In the 'Back to the Future' project, the Argentinian artist juxtaposes old photographs from people's childhoods with stunningly detailed recreations - only now, many years have passed, and the chubby toddlers of yesteryear have been transformed. The old photographs - the starting point for Irina's work - were selected after she invited submissions to a contest. The first photograph in each pair features the participant, or participants, as children or infants. The second is the first photograph re-enacted: Irina uses the same person, positioned in the same way, with identical (though somewhat larger) clothes, and wearing facial expressions matching those of the original. Irina Werning is a real perfectionist – she strives to reconstruct every detail, including the unique atmosphere of every photo, so that the only real change is that produced by the passage of time.
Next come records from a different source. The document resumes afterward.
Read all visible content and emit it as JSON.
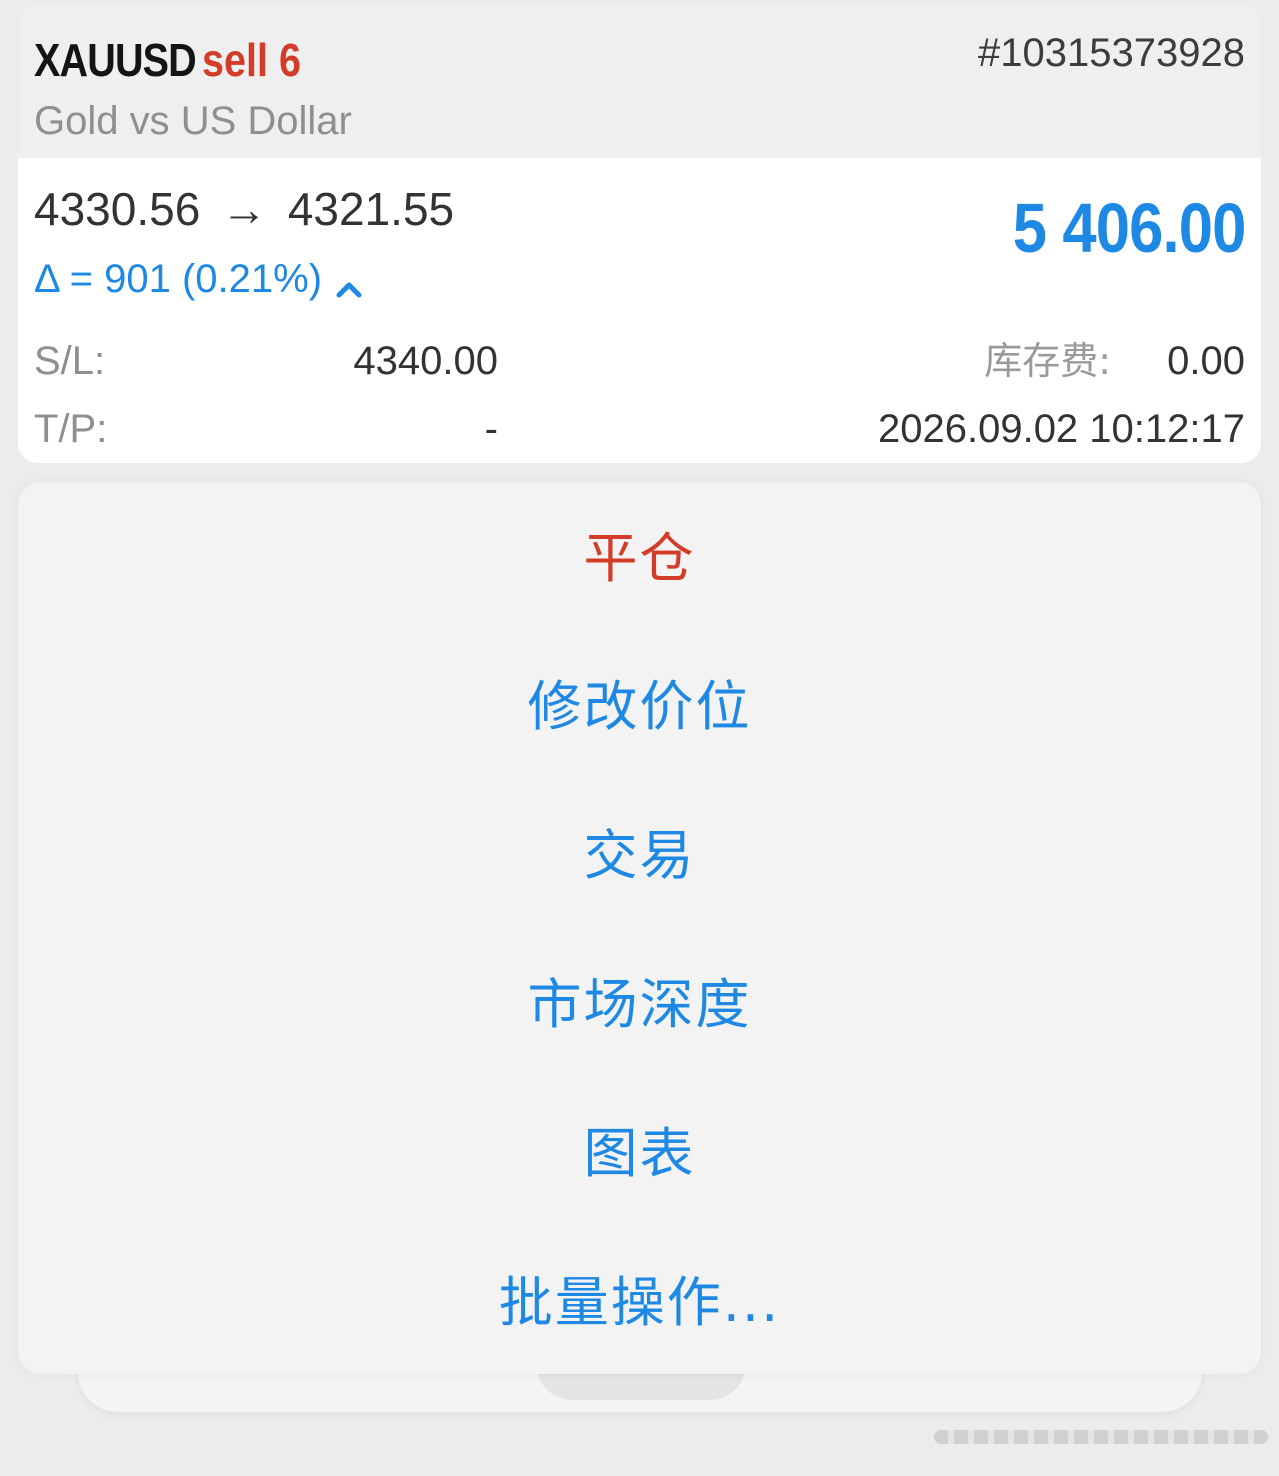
{
  "position": {
    "symbol": "XAUUSD",
    "side_volume": "sell 6",
    "ticket": "#10315373928",
    "description": "Gold vs US Dollar",
    "open_price": "4330.56",
    "arrow": "→",
    "current_price": "4321.55",
    "delta_text": "Δ = 901 (0.21%)",
    "delta_direction_icon": "chevron-up-icon",
    "profit": "5 406.00",
    "sl_label": "S/L:",
    "sl_value": "4340.00",
    "tp_label": "T/P:",
    "tp_value": "-",
    "swap_label": "库存费:",
    "swap_value": "0.00",
    "open_time": "2026.09.02 10:12:17"
  },
  "menu": {
    "items": [
      {
        "label": "平仓",
        "style": "destructive"
      },
      {
        "label": "修改价位",
        "style": "default"
      },
      {
        "label": "交易",
        "style": "default"
      },
      {
        "label": "市场深度",
        "style": "default"
      },
      {
        "label": "图表",
        "style": "default"
      },
      {
        "label": "批量操作...",
        "style": "default"
      }
    ]
  },
  "colors": {
    "accent_blue": "#1e88e5",
    "sell_red": "#d23c28",
    "text_dark": "#333333",
    "text_muted": "#8f8f8f"
  }
}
Since the beginning of July, Irina has been hard at work upon the Polish part of the project. She was invited to continue the project by British insurance company Prudential. She recreated old Polish photographs which she had selected from Prudential´s facebook contest ´Time for the Future´ (‘Czas na Przyszłość). Amongst the images one may find old and new photographs of two prominent families of the Polish artistic scene – Wojciech Waglewski, Fisz and Emade and Maria Winiarska and her daughter Zofia Zborowska.
On their collaboration with Irina Werning, Prudential said that: 'The project inspired us to consider what the Polish attitude might be to the passage of time. Do we plan for the future or are we caught up in the moment? Poles have a complicated relationship with ageing and a tendency to claim greater youth than they possess. Does it make us rely too much on destiny?' Interview with Irina Werning.
cafebabel: Irina, who is your most important artistic inspiration?
Irina Werning: Oh, what a difficult question! The first person who attracted my attention to photography was Henri Cartier-Bresson. He is the first artist who made me think of making pictures.
cafebabel: You take pictures of the same people in the same places. Which of the two changes more with time – people or places?
Irina Werning: Usually people but sometimes there are places which change more. It really depends – if we take pictures on a historical street, it will not change, you know. However, it depends. Trees grow, etc. – sometimes there is a lot of change.
cafebabel: But does it happen that some places are impossible to reconstruct - they don’t exist any more, have been destroyed or change so much that you are unable to make a full reconstruction of a photo?
Irina Werning: Yes, it happens. Sometimes I take it anyway, you know.
cafebabel: Ok, but what do you do then? You try to find a similar place, or reconstruct the story?
No, some places are not that important. For example, if it’s someone’s hall, bathroom, and the place is not available, then I can find a similar bathroom, because a bathroom is not important. But if it is something like a Berlin wall, the situation looks already different.
cafebabel: Do you have a picture like this - from the past and from the present - of yourself?
No, I don’t.
cafebabel: Is it because you don’t want to or this idea hasn’t come to your mind?
A combination of the two? Frankly, I don’t know.
cafebabel: What are people's reactions to the compiled photos of themselves? Do they become nostalgic? Sad? Does it make them laugh?
Mostly, they laugh. They are happy to make fun of themselves or laugh about how they look now.
cafebabel: So they don’t say 'oh my god, I’m old now'…?
No, not really. At least not to me.
cafebabel: Has it ever happened that you were unable to reconstruct a photo for some reasons?
No, I never gave up.
You are now working on the Polish part of the project. What is characteristic about the Polish photos on which you are working? Do Poles have a different approach to the past, to the present, and to the future than other nations you have so far encountered?
No, they are not different as such. However, there are a lot of black and white pictures, even the ones from the nineties. It is probably because of various economical, historical and political reasons. Then, for example, you see people wearing clothes from the seventies in pictures from the eighties. This was the case in every country that was not so developed back then - it happened also in Argentina and in many other places.
Have you maybe noticed anything characteristic about Poles?
No, Poles are quite homogenous. They are blonde... But nothing in particular.
Have you already been thinking of a new project?
No, not really. I'm thinking of devoting myself to photojournalism. I'm thinking of making stories. I am going to finish the current project this year and finish the book. Then, I will probably do some photojournalism in Argentina.
You can admire Irina’s work at the exhibition organized at Warsaw’s cafe ‘Skwer’
Polish Portraits recreated by Irina Werning